The story goes, when Velvet (the main character of Tales of Berseria) was a young girl, she and her brother were saved by her older brother in law, when a night of havoc had occurred. Which caused a deamonblight to consume their village... Which also causes some other thing’s I don’t want to mention as it’s a part of the story.
After the start of the game, the game then moves ahead a few years ahead in time. Now Velvet is 16 years old. The story takes a few odd turns, but not right away. I really can’t really go too far into it without ruining the story.
Tale of Berseria is an RPG based game, just like the games before it. This series is one of my favorite games to play in the RPG genre as I really enjoy playing them. First thing first, camera angles and movement... both key to all games and some just don’t perform well. WelI I’m here to tell you both are on point! Not once would I get stuck on objects, or pan the camera around and get stuck/or go through walls. Also Velvet doesn’t just walk, she has a jogging speed when she moves around which makes everything better with all the running around you’ll do while playing.
Buying and selling is a part of the game like most if not all RPG games. Here it’s quite technical, so I really didn’t do much with buying and selling unless I really had to. Such items like consumables & weapons can be bought from or sold to stores. Not to mention there are areas you’ll be in with zero people, but areas that are populated will have the option to speak to you, and some are nice whilst others not so much.
Tasks can be done as well. There are two forms of saving the game, one being a bright icon seen in the game or two, a quick save option found when clicking the options button on your controller. Battling is what you do in Tales games, so yes it’s also featured in Tales of Berseria.
It’s a matter of pressing attack buttons, using a range of weapons you have and just kill or be killed. I tend to button mash when I play these sort of games and it works for me. It’s not hard to attack and defend in the game. After each battle you’re shown stats of that battle such as its grade, combo, damage etc. Prior to starting the game you’ll need to go through the game's settings and either change or leave them as they are, I myself don’t tend to play games with subtitles on, so doing as I do, I turned them off.
While it does stop subtitles and even though I chose to play the game with English audio not all conversations are heard but instead you read them, even when people talk it’ll still show dialogue either way. Game options are there, nothing special, just game difficulty, vibration on/off, and the usual settings. The HUD is simply, top left mini map to show where objectives are, and shops and other things. Press Square to open up the area map that’ll show the whole region you're currently in and lastly press R1 and this brings up on the top right objectives and event lists.
Now as you can play with either two languages, all voices in English aren't done by the people voicing in Japanese. I obviously went with the English audio, and it's just like Tales of Zestiria nothing gets lost in translation, it’s the only games I know of that are Japanese based and have great voice work in English.

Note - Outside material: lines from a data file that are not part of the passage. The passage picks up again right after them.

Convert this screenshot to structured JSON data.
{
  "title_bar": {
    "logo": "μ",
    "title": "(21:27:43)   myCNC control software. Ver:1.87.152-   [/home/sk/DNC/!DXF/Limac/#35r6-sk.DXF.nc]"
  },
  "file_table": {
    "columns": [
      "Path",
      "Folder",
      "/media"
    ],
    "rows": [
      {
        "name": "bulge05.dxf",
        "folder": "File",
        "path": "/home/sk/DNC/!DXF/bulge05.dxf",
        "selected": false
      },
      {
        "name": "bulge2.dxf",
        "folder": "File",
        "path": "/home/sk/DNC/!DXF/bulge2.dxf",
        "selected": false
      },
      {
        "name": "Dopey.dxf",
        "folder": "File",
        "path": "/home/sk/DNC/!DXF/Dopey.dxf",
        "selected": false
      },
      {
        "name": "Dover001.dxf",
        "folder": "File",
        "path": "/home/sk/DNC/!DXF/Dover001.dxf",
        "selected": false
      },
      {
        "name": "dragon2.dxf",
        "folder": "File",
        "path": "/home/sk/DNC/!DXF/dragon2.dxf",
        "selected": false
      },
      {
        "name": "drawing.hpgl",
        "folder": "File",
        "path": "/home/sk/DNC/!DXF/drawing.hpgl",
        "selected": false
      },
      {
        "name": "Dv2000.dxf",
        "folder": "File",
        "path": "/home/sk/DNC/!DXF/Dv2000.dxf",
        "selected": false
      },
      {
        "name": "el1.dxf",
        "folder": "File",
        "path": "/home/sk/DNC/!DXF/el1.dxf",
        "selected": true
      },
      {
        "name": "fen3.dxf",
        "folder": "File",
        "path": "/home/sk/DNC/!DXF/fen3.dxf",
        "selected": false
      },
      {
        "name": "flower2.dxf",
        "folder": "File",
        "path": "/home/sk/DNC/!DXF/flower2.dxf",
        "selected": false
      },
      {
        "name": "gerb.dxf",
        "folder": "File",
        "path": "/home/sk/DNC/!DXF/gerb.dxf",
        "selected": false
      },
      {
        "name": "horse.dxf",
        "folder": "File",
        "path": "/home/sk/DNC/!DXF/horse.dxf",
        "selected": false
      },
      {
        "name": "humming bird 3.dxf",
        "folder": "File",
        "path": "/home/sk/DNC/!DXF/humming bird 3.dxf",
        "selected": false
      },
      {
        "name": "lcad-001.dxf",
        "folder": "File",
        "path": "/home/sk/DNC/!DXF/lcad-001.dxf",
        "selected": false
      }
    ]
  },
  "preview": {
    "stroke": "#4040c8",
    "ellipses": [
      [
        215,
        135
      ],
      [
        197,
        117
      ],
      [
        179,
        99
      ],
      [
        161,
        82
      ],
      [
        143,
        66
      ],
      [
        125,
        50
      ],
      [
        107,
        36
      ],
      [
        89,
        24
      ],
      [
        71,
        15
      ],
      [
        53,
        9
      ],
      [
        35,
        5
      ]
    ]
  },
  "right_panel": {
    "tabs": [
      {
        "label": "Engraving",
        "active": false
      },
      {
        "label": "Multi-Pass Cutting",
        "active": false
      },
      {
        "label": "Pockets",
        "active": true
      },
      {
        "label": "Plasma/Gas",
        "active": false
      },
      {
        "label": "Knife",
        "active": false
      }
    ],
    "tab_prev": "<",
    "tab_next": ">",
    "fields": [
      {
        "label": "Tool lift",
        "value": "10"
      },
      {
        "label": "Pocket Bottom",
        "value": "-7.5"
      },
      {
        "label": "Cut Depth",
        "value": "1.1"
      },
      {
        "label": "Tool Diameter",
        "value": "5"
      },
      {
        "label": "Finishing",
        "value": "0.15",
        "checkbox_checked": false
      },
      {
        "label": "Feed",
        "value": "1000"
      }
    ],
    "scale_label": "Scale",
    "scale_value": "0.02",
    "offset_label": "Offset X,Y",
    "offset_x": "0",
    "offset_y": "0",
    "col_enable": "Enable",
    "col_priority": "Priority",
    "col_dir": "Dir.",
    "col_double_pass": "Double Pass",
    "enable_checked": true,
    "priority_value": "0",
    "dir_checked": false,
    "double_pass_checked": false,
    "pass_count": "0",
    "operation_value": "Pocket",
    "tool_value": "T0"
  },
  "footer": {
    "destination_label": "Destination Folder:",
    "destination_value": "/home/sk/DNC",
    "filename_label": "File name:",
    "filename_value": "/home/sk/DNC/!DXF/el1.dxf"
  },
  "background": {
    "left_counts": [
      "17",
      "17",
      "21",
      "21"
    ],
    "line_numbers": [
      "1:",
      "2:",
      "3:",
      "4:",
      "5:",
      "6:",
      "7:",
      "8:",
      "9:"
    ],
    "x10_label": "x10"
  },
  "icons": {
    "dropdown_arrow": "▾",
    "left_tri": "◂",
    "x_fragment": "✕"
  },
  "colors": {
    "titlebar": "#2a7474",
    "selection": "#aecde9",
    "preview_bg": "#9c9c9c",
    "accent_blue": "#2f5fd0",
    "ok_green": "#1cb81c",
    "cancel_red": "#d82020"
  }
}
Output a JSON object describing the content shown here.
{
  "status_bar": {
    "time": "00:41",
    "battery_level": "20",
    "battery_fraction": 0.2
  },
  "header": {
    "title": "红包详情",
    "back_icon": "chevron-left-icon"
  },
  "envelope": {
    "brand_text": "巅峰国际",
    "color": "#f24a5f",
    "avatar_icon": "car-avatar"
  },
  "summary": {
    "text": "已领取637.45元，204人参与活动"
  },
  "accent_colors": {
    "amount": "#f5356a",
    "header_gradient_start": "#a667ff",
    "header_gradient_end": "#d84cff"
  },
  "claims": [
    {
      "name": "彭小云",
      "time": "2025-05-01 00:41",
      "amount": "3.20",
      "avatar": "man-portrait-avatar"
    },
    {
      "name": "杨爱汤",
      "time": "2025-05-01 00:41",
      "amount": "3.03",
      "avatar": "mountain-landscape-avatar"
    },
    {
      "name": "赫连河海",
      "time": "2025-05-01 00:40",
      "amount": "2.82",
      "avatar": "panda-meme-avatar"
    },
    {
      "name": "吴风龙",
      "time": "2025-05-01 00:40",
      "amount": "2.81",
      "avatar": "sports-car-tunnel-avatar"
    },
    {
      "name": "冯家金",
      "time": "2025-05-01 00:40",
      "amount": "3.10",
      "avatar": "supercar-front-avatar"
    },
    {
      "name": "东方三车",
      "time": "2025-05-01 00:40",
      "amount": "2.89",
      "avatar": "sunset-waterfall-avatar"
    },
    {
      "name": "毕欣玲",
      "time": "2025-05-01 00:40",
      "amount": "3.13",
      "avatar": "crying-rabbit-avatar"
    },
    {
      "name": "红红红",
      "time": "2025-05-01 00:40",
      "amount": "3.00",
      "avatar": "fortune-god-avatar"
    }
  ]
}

Music overall is good. Nothing that drives you to anger from being repetitive so that's a bonus! Now I’m unsure if it was due to my setup or not, but my PS4 controller speaker is always set to the loudest volume, and once audio from game came through it I got a lot of unwanted echo so I just muted the controller speaker and I was good to go, again this just might have been due to the volume on it being too loud.
How does Tales of Berseria stack up visually? Really quiet good to be honest. Sure it’s not a top of the line blows your eyeballs through the back of your skull, but they are visuals you can admire and appreciate. Colors are bright and vivid, graphics cast great shadows. Actual gameplay graphics look good, but the cut scenes look even better. However as good as most of the game's visuals are it did fall short with some textures. For instance, some parts of the ground you tread upon look pretty poor as well as other things around, not too much, just here and there.
Tales of Berseria on PS4 offers both paid and free download content, there are about six free packs to download from the PlayStation store, and also on offer to PS4 owners are free PS4 themes. DLC packs include items such as costumes, skits and a range of other items. My thoughts overall on the tales’ games are they just get better each time Bandai Namco release them, and that's good for fans you get a quality game for the price you pay, what else could you ask for?
You’ll have to put a fair bit of time into it to complete the game, but I beleive it’s worth the time and effort.